Permanent Collection Carpets

Artistic intervention: Füsun Onur

The MAK Carpet Collection is one of the most famous in the world. These unique pieces from the 16th and 17th centuries feature an incomparable variety of patterns and colors, materials, and techniques.
The high degree of cultural exchange between Europe and Asia is vividly exemplified by carpets. Produced in the Middle East and south-western Asia, carpets were coveted commercial products. They were traded internationally as luxury goods, being mobile and quite easy to transport. The associated migration of techniques, materials, and motifs illustrates a dialog that not only involved the lslamic world, but also extended to encompass Europe. A central aim of this presentation is to use the exhibited carpets to illustrate this reciprocal, intercultural dialog.

This presentation of the MAK's world-famous carpet collection conveys lnsights into the development of carpet-making from lndia to Europe and from the late 15th to the 18th century. The exhibited carpets are organized according to periods of origin and places of manufacture, and include items made for noble courts as well as commercial output. While
these were imported to Europe from the East for quite some time, the 17th century saw the first European manufactories take up production. And these new European carpets, though influenced by Eastern models, very soon developed a formal language of their very own.

The museum has been collecting carpets ever since it was founded. One major purchase was made in 1907, when the present-day MAK acquired the holdings of the k. k. Österreichisches Handelsmuseum [Imperial Royal Austrian Trade Museum]. But the most important carpets came to the museum from the former Austrian Imperial House of Habsburg ln 1922. The collection's main focus lies on classical 16th and 17th-century carpets from the Middle East and south-western Asia, including the territories of present-day Egypt, Turkey, and Iran.

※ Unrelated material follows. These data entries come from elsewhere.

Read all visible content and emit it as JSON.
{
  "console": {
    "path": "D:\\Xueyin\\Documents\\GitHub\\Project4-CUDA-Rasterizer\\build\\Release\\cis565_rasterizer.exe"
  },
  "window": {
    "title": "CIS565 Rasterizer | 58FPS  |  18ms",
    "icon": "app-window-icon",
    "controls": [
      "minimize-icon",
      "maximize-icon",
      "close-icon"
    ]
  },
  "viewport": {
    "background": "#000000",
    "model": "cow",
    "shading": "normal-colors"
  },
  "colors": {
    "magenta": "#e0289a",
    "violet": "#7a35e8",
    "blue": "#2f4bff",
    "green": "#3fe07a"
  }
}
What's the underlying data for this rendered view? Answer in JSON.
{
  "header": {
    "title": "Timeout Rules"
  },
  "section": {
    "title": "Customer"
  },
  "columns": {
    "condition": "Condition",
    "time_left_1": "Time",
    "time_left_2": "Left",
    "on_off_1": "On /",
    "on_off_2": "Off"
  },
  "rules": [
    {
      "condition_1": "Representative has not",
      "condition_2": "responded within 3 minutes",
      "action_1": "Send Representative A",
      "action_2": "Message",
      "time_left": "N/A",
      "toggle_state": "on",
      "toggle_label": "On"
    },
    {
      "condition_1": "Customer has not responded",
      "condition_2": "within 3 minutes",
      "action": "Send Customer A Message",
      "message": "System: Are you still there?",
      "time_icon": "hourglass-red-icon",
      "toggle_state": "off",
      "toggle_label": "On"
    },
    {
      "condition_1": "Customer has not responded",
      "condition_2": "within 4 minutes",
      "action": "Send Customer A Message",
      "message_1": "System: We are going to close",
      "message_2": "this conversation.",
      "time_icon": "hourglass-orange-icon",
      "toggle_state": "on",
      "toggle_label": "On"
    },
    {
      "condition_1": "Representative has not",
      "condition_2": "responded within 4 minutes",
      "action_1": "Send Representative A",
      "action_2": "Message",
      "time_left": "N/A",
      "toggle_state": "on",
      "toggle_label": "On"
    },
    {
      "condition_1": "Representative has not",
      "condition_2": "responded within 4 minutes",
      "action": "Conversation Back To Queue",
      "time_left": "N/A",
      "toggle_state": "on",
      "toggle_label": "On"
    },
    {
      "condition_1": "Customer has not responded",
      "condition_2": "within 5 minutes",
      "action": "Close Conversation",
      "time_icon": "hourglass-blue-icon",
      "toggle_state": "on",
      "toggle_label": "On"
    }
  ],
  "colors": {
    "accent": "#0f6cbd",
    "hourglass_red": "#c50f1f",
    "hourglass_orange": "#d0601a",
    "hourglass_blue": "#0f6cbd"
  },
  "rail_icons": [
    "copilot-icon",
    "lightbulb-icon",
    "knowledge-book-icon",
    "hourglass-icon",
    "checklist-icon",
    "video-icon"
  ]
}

The spatial concept by Michael Embacher, who took his inspiration from the idea of a silkworm's cocoon, serves as a metaphor for the mutual
networks; the carpets themselves are held in place with steel-wire ropes.
The artistic intervention by Füsun Onur, who lives and works in lstanbul, tells of the transformations of successive eras, both in Western and Eastern images, and in the spheres of culture and religion. The artist has created an ephemeral angel who floats high above the collected objects much like an all-uniting or all-questioning sign.

Reinstallation of the MAK Permanent Collection Carpets, since 9.4.2014


The MAK Permanent Collection Carpets is accompanied by the MAK/GUIDE Carpets, edited by Christoph Thun-Hohenstein and Barbara Karl, texts by Barbara Karl, Edith Oberhumer, Christoph Thun-Hohenstein, Bärbel Vischer, and Angela Völker, as well as an interview with Michael Embacher, German/English, ca. 192 pages and appr. 100 color illustrations, Vienna / Munich-London-New York: MAK / Prestel Verlag, 2014. Available at the MAK Design Shop for € 9,90.